The four teams put in detailed submissions which were assessed by the AFL Commission at its two-day meeting last week.
And while there will be significant concerns about the dilution of talent in coming seasons the reality is the league cannot continue holding out sides like Hawthorn, who have battled for years to gain entry to the AFLW.
If the league can fast-track an 18-team competition it will allow greater opportunities for women footballers across Australia to reach the elite level and eventually grow the talent pool.
This year’s competition will start in December with clubs already worrying about the state of the upcoming season. The official pre-season starts in coming weeks, with some clubs including GWS having a number of players who do not live in the state.
It means they will have to train remotely ahead of the December start, with a fixturing nightmare coming up given many players are part-time and work in other pursuits.
Players on an average of around $18,000-$20,000 will not be able to drop their university or work commitments to spend weeks on the road or submit to long quarantine commitments.
Many AFLW staff and coaches are also part time, with no plans yet for a full-blown vaccination program of the AFLW cohort which might ease concerns.

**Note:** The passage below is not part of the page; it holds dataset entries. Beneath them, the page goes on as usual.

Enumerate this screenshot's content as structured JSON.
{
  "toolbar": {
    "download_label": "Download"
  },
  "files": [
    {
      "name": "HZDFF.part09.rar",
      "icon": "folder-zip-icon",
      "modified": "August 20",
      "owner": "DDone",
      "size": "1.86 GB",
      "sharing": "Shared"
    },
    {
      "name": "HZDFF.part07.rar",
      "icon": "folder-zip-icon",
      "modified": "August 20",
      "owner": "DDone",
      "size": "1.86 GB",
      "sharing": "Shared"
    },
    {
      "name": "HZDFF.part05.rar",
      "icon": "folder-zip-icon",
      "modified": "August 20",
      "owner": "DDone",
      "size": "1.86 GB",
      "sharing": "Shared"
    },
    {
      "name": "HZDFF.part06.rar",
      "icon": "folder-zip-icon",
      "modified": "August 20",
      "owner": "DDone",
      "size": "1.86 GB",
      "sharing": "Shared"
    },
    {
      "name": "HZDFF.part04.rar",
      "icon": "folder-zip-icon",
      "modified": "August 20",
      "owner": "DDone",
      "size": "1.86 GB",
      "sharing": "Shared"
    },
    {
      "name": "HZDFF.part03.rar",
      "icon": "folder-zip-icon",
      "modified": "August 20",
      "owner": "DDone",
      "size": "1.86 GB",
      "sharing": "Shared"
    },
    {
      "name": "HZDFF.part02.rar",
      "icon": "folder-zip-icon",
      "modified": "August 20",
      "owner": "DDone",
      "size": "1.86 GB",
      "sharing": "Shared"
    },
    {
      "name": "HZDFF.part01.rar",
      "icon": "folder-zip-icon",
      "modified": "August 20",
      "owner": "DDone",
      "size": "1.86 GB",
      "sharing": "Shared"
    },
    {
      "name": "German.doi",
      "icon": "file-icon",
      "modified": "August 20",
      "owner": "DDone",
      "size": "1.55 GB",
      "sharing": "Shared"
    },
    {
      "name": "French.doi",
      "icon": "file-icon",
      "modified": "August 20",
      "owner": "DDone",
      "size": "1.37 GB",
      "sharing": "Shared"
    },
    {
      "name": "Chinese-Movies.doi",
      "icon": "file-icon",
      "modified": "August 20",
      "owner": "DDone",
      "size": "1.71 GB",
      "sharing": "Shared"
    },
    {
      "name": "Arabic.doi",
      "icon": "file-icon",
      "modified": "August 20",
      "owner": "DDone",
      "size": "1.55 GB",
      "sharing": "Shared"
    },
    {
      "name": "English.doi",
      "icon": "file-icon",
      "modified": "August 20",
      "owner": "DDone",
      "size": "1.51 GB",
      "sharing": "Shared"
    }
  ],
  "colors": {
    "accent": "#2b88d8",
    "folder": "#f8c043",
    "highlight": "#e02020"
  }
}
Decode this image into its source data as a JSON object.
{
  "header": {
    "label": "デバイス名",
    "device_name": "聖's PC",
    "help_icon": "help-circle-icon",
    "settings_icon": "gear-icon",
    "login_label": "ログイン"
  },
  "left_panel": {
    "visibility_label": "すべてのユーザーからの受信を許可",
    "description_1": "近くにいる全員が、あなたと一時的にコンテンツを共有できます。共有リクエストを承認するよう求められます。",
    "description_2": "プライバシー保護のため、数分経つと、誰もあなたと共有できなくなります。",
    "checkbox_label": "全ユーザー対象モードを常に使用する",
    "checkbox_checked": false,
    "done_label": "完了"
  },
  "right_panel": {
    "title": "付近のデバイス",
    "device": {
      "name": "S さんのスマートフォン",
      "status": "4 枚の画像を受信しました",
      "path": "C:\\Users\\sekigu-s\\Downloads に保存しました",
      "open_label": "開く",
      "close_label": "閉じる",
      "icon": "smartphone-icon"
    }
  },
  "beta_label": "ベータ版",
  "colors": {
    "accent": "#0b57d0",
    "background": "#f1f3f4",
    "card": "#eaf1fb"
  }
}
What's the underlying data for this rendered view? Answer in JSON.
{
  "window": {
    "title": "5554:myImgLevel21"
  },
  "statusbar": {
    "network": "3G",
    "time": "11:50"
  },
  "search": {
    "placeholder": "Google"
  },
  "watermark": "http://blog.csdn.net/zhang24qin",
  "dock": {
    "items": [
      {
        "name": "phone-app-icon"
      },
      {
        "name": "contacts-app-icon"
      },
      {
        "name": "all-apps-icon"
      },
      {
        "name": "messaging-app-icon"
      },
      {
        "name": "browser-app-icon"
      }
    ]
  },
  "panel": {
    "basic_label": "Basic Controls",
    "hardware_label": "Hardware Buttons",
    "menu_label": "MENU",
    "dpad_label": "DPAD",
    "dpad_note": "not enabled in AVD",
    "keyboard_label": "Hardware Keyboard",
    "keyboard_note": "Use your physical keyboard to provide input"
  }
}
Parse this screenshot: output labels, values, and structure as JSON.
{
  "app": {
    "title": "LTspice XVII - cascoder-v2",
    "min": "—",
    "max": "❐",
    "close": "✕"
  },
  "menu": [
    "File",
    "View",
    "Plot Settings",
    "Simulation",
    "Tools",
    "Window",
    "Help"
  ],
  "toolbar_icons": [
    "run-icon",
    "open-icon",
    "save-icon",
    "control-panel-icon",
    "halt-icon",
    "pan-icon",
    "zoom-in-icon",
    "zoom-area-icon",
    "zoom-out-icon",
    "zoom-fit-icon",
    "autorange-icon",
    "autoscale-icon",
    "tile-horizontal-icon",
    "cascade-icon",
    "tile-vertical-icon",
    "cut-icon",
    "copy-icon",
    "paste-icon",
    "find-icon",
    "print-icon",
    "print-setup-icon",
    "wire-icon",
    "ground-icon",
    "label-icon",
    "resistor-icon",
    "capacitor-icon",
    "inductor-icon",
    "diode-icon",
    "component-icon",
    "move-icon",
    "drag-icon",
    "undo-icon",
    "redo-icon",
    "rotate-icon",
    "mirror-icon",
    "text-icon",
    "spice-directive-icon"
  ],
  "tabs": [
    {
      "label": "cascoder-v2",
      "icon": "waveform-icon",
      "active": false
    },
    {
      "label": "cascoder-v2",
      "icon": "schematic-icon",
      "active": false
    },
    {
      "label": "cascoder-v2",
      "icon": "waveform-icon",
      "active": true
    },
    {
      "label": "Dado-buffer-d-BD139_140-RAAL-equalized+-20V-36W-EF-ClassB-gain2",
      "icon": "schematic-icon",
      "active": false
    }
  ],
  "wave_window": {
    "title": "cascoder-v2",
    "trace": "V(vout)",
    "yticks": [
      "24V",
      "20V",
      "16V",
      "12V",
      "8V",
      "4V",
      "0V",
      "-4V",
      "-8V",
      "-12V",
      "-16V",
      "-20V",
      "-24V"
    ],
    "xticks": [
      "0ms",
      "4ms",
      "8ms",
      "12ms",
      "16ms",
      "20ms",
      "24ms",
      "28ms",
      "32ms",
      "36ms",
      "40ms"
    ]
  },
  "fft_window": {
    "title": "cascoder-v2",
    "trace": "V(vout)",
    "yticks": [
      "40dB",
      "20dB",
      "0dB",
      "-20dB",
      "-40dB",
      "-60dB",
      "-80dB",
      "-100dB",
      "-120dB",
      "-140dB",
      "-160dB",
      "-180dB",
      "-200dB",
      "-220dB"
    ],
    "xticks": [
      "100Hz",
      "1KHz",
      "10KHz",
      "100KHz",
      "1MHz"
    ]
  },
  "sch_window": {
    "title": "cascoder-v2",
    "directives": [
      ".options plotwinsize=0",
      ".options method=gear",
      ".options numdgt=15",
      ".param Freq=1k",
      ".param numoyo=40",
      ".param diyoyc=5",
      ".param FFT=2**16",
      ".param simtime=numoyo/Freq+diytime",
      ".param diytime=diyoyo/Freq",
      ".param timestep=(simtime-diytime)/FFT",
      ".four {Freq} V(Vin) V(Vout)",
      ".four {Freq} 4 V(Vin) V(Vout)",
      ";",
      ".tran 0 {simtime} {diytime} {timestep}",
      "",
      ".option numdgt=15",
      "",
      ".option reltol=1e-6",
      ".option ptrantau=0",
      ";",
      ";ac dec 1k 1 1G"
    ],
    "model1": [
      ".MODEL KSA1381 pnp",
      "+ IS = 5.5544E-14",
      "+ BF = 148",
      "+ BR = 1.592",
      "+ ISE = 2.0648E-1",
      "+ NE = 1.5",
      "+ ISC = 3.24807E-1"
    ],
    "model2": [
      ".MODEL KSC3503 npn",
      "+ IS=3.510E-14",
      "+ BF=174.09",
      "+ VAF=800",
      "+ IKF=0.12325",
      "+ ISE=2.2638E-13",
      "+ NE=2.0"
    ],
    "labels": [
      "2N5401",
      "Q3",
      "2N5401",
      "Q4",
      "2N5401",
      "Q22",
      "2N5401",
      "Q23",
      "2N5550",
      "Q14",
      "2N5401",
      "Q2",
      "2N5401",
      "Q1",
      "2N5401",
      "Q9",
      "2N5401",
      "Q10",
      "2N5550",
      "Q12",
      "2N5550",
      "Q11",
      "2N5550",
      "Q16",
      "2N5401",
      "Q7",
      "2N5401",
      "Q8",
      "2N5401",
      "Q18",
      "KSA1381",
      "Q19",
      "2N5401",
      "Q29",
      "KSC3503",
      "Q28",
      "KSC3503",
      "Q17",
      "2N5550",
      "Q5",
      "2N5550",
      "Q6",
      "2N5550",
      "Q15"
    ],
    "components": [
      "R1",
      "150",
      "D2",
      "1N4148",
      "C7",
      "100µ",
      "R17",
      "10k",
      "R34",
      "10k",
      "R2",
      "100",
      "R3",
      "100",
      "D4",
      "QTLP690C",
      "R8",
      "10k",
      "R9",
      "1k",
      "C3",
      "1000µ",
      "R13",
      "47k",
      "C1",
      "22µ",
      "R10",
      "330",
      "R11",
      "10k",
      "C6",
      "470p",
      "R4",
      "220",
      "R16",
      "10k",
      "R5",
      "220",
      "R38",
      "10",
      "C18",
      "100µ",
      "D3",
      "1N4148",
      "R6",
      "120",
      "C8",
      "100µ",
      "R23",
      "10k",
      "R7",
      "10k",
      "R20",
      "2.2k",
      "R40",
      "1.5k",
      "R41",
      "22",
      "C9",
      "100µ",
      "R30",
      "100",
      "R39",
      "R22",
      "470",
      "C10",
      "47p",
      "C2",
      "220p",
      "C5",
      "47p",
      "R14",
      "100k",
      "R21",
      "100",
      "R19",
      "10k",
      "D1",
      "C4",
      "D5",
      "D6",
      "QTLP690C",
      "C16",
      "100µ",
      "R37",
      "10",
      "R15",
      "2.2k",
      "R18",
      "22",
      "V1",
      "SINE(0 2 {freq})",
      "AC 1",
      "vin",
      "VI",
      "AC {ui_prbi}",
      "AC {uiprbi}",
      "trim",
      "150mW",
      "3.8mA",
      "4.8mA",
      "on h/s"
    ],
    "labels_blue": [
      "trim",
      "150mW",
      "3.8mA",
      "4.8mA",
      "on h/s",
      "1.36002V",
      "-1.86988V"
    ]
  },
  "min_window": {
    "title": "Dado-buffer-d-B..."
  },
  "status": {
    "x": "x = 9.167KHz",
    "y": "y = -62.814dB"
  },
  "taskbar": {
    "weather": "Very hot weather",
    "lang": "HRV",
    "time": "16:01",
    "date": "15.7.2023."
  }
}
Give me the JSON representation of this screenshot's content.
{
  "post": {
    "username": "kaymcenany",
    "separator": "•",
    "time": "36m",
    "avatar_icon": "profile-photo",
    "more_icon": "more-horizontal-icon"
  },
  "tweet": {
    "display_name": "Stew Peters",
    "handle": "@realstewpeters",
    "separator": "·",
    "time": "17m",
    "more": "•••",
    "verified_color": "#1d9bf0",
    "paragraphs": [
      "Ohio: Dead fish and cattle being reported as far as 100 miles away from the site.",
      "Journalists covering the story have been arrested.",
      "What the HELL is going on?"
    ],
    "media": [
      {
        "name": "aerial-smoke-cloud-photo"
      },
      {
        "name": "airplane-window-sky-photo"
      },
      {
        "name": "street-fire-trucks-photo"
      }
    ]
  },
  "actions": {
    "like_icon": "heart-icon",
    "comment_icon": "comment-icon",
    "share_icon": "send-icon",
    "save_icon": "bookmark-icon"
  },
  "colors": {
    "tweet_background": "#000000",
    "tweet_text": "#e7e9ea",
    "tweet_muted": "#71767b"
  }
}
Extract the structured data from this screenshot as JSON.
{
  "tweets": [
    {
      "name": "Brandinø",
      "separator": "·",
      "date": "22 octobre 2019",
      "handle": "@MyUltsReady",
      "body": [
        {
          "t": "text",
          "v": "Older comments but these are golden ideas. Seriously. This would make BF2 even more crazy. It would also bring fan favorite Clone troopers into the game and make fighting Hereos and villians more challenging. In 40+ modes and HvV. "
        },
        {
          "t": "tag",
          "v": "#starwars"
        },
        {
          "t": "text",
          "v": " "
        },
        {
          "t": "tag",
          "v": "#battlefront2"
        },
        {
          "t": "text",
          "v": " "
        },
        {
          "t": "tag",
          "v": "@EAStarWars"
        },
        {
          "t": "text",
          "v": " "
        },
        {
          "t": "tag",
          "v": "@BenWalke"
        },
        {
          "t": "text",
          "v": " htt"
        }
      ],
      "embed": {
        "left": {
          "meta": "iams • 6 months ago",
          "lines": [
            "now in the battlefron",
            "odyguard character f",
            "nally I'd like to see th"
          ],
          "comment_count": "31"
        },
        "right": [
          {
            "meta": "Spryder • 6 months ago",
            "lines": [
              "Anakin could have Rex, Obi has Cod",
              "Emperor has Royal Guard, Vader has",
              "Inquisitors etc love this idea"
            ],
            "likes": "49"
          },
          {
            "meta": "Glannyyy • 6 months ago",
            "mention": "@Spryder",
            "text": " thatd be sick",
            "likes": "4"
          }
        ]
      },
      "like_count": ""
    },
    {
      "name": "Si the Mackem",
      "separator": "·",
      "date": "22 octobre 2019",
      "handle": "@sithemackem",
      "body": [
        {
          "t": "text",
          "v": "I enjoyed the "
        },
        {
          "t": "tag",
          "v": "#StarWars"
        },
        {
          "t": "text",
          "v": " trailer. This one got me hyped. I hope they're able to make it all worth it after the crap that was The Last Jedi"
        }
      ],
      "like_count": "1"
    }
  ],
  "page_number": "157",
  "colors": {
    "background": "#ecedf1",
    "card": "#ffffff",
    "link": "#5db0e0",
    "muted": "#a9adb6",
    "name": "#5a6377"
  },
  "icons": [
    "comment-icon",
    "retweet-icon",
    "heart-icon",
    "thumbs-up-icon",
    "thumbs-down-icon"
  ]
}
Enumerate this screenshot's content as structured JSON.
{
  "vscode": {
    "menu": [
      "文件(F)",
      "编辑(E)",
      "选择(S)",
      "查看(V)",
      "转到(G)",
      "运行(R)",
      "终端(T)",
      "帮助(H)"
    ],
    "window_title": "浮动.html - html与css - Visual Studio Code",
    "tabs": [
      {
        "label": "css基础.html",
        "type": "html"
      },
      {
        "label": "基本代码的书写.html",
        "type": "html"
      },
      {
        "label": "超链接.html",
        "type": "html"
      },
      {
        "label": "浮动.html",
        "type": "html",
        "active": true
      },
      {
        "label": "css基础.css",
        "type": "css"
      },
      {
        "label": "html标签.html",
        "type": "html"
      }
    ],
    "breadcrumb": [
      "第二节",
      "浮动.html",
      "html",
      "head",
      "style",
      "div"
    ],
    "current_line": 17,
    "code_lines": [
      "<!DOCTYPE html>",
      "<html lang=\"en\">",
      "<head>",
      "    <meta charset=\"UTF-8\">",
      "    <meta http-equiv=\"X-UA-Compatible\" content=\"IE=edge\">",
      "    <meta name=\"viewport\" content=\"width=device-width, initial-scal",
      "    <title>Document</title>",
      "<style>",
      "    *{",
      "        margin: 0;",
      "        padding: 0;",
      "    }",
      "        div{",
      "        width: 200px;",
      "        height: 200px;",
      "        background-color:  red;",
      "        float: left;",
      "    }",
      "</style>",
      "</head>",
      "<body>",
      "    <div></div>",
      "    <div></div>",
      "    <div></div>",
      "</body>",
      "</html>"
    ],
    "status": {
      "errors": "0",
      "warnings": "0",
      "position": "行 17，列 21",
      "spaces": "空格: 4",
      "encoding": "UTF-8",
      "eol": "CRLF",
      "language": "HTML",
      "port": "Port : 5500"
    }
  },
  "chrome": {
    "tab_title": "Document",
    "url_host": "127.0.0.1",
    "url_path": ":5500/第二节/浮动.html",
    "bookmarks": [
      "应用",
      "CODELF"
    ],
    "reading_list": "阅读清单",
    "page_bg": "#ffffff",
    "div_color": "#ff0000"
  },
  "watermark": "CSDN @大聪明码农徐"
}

But by December a more thorough vaccination program of the Australian population might allow greater travel between states and crowds at more AFL venues.
AFL chief executive Gillon McLachlan said this year female participation numbers had increased 100 per cent since 20155.
The NAB AFLW Competition has built a new audience base for the code with some 4.5 million AFLW fans, 155,908 attendees, 6.1 million viewers and an incredible 20 per cent of supporters who are new or first-time AFL attendees,” he said.
“But we don’t feel that the competition is whole without all 18 clubs and we know from the clubs that they don’t feel whole now without an AFLW team. AFLW is not just a competition that makes our game better but a culture that makes our whole industry better.”
No current season stats available